So sad -- life's days are never guaranteed to us. I find with all the things going on in the world I feel the need to pull those I love closer and I've been making a concerted effort to keep in touch with them better.

Thank you for sharing these feelings.

drollgirl said...

there are definitely ups and downs in life. hopefully more ups than downs.

hope more ups come your way soon! actually, i hope we all have more ups soon, as this has been one tough year so far in many ways.

Duchesse said...

One of my cherished colleagues, a wonderful guy of 50 was just diagnosed with inoperable brain cancer after a mysterious headache. We are all reeling. Life contains these reminders often; we can get so focused on 'defying wrinkles' or other claptrap in ads that we forget to live- then it is very late.

A Woman Of No Importance said...

Sallymandy, you have so elegantly put into words what many of us are feeling... The Zeitgeist, as it were, and the poetry you chose is very beautiful, thank you so...

Ingrid Mida said...

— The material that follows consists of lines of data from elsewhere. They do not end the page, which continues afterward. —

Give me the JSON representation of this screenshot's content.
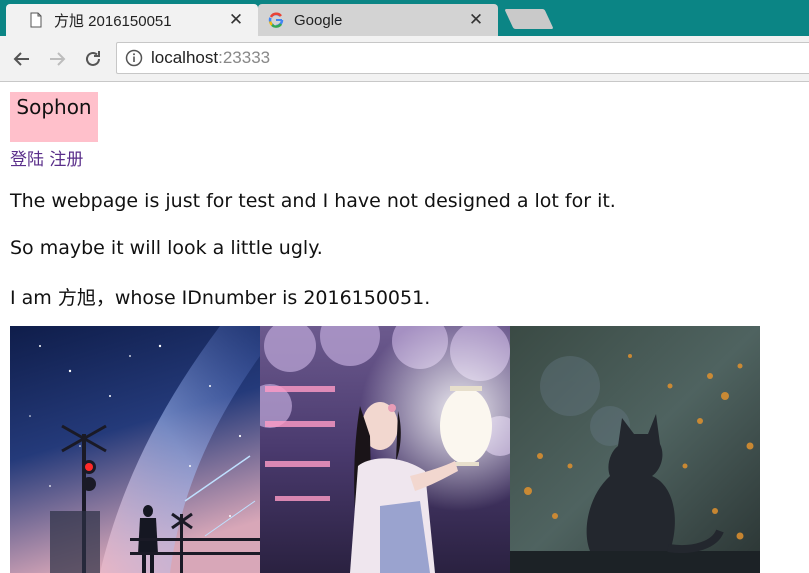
{
  "browser": {
    "tabs": [
      {
        "title": "方旭 2016150051",
        "icon": "page-icon",
        "active": true
      },
      {
        "title": "Google",
        "icon": "google-icon",
        "active": false
      }
    ],
    "close_glyph": "✕",
    "address": {
      "host": "localhost",
      "port": ":23333"
    }
  },
  "page": {
    "brand": "Sophon",
    "nav": {
      "login": "登陆",
      "register": "注册"
    },
    "paragraphs": [
      "The webpage is just for test and I have not designed a lot for it.",
      "So maybe it will look a little ugly.",
      "I am 方旭，whose IDnumber is 2016150051."
    ],
    "gallery": [
      {
        "subject": "starry-sky-railway-crossing"
      },
      {
        "subject": "girl-with-lantern-cherry-blossoms"
      },
      {
        "subject": "cat-silhouette-at-window"
      }
    ]
  },
  "colors": {
    "tabstrip": "#0b8585",
    "brand_bg": "#ffc0cb",
    "link": "#5a2e8a"
  }
}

Life is precious and sometimes it is not until we lose someone we love or have a near death experience can we appreciate how fragile life is. Celebrate your life, your family and your friends today. Don't wait until tomorrow to share your love.

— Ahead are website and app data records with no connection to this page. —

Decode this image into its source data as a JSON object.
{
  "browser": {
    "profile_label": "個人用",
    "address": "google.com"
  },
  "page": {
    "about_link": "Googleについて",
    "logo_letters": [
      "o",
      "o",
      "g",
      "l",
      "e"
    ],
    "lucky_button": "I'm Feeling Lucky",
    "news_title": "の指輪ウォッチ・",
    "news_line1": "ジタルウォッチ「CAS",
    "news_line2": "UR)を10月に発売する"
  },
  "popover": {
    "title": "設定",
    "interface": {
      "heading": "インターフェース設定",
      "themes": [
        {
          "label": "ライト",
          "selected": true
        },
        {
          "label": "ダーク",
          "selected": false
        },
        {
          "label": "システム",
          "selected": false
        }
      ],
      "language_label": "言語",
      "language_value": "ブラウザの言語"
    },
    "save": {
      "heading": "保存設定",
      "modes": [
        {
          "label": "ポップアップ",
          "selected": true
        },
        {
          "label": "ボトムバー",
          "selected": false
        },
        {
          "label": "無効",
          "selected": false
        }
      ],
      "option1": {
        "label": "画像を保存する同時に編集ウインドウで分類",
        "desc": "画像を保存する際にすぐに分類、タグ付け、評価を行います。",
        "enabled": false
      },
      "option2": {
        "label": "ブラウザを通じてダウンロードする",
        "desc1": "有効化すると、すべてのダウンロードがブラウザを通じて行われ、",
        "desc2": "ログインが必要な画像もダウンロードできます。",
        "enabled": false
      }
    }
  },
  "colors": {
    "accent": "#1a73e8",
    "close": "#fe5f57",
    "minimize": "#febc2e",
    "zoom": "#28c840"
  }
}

sallymandy said...

All: I'm sorry if you encountered that garish message from Photobucket about bandwidth being exceeded, right in my post. I wasn't aware of the problem for a while. Still new at this...hopefully won't happen again.

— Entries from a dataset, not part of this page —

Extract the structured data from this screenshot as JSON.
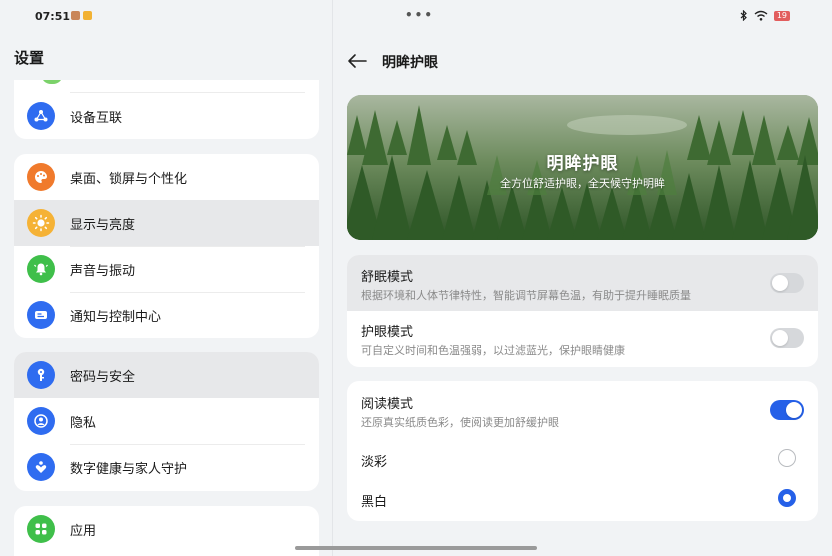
{
  "status_bar": {
    "time": "07:51",
    "battery": "19",
    "colors": {
      "battery": "#e25d5d"
    }
  },
  "left": {
    "title": "设置",
    "card1": [
      {
        "label": "设备互联",
        "icon": "devices-icon",
        "color": "#2f6cf0"
      }
    ],
    "card2": [
      {
        "label": "桌面、锁屏与个性化",
        "icon": "palette-icon",
        "color": "#f07a2c"
      },
      {
        "label": "显示与亮度",
        "icon": "sun-icon",
        "color": "#f5a623"
      },
      {
        "label": "声音与振动",
        "icon": "bell-icon",
        "color": "#3fbf4a"
      },
      {
        "label": "通知与控制中心",
        "icon": "notification-icon",
        "color": "#2f6cf0"
      }
    ],
    "card3": [
      {
        "label": "密码与安全",
        "icon": "key-icon",
        "color": "#2f6cf0"
      },
      {
        "label": "隐私",
        "icon": "privacy-icon",
        "color": "#2f6cf0"
      },
      {
        "label": "数字健康与家人守护",
        "icon": "heart-icon",
        "color": "#2f6cf0"
      }
    ],
    "card4": [
      {
        "label": "应用",
        "icon": "apps-icon",
        "color": "#3fbf4a"
      }
    ]
  },
  "right": {
    "title": "明眸护眼",
    "banner": {
      "title": "明眸护眼",
      "subtitle": "全方位舒适护眼，全天候守护明眸"
    },
    "sleep_mode": {
      "title": "舒眠模式",
      "desc": "根据环境和人体节律特性，智能调节屏幕色温，有助于提升睡眠质量",
      "enabled": false
    },
    "eye_mode": {
      "title": "护眼模式",
      "desc": "可自定义时间和色温强弱，以过滤蓝光，保护眼睛健康",
      "enabled": false
    },
    "reading_mode": {
      "title": "阅读模式",
      "desc": "还原真实纸质色彩，使阅读更加舒缓护眼",
      "enabled": true,
      "options": [
        {
          "label": "淡彩",
          "selected": false
        },
        {
          "label": "黑白",
          "selected": true
        }
      ]
    },
    "colors": {
      "accent": "#2560e8"
    }
  }
}
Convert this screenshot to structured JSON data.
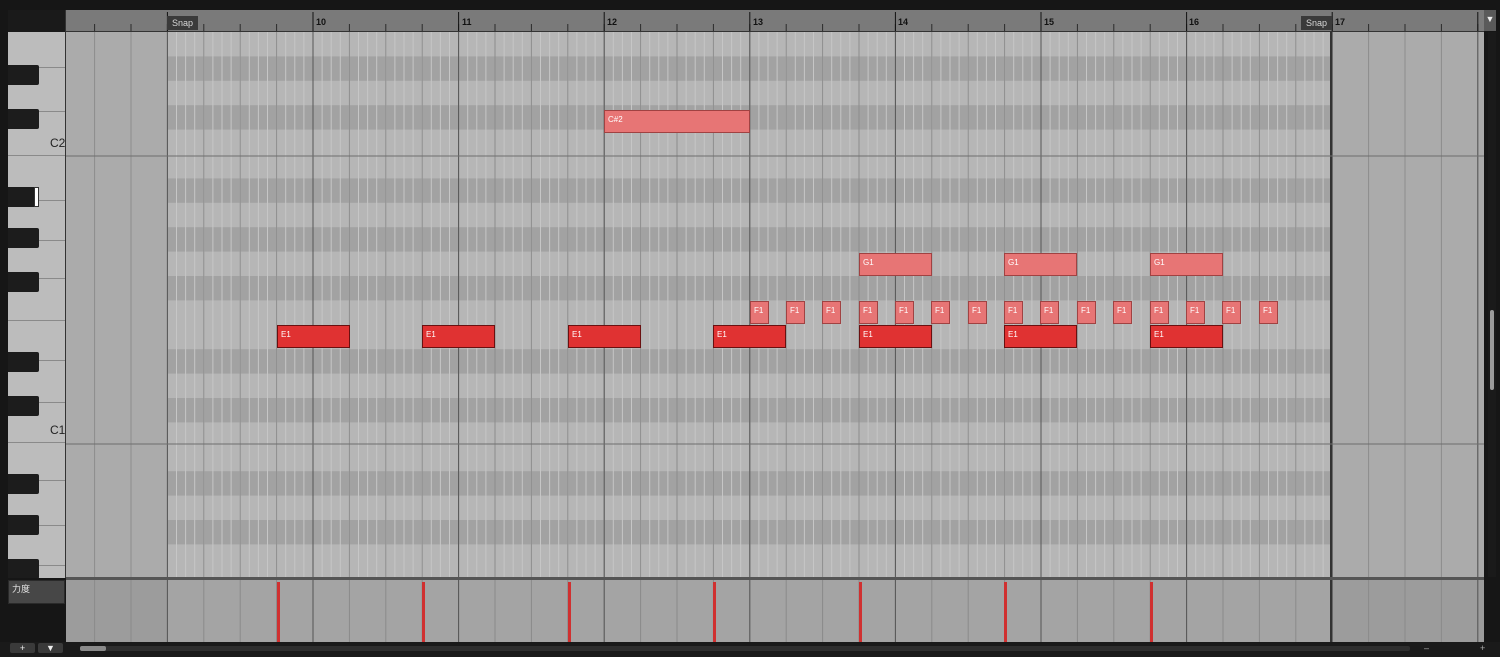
{
  "ruler": {
    "bars": [
      "10",
      "11",
      "12",
      "13",
      "14",
      "15",
      "16",
      "17"
    ],
    "snap_left": "Snap",
    "snap_right": "Snap"
  },
  "keyboard": {
    "c2_label": "C2",
    "c1_label": "C1"
  },
  "notes": {
    "cs2": "C#2",
    "g1": "G1",
    "f1": "F1",
    "e1": "E1"
  },
  "velocity": {
    "lane_label": "力度"
  },
  "toolbar": {
    "add_label": "+",
    "menu_label": "▼",
    "corner_label": "▼",
    "zoom_minus": "–",
    "zoom_plus": "+"
  }
}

Now, to all of you!

Clare, I've thought of you often since you first wrote about being a cancer survivor. I'm so glad you have your daughter. I, too, am the mother of one child. I savor every day, and every minute.

Shey: I've wondered before what an ordinary day looks like. Mine never seen ordinary. Thanks for visiting and your comment.

Thanks Protege. Yes, joy and sorrow intertwined. All the time, I think.

Lola, Frugal, and Ms Lucy: Thank you.

Completely: Thank you for visiting. I've visited your blog and I think you're very brave and honest.

Modest: You're welcome, and thank you for visiting.

Droll: Yes. It's a hard time for many. We need to keep our spirits up and help each other do it. Today...well, I just needed to get down to the heart of things. It was helpful for me to post what I did. I had a good Wednesday, feeling lighter for having shared.

Duchesse: So sorry about your friend. That is much too young. Thanks.

Woman of NI: Thank you, and you're welcome. So powerful to connect with people on experiences we all share.

Thank you Ingrid. Your last sentence could be the moral for all of us today. Don't wait.

Gal Friday said...

The details of this particular crash(does it seem lately that there are more and more plane crashes in the news?)broke my heart(family who apparently were living the good life, all together in anticipation of what should have been a happy vacation), and I can see how it triggered all these feelings in you, especially since it hit that much closer to home for you(in a manner of speaking).
This was a blog entry I had to read a few times over, and the comments were so insightful, too.

I just noticed the bouquets in your sidebar. I think they are photos of your own arrangements?

sallymandy said...
This comment has been removed by the author.
sallymandy said...

Gal: thanks, I appreciate that you stuck with the post all the way through. I know I can be wordy and kind of dense. :) I did so like that poem I found. Maybe you're right about the plane crashes. I'm not sure.

Re the flower pix: I did the bottom two designs, but the top is a flower box. I love all that.

Happy Thursday.

Relyn said...

OH! What an amazing poem. I shall dream of it, tonight. And wake to just such a dawn. Thank you so much for the introduction to a new love.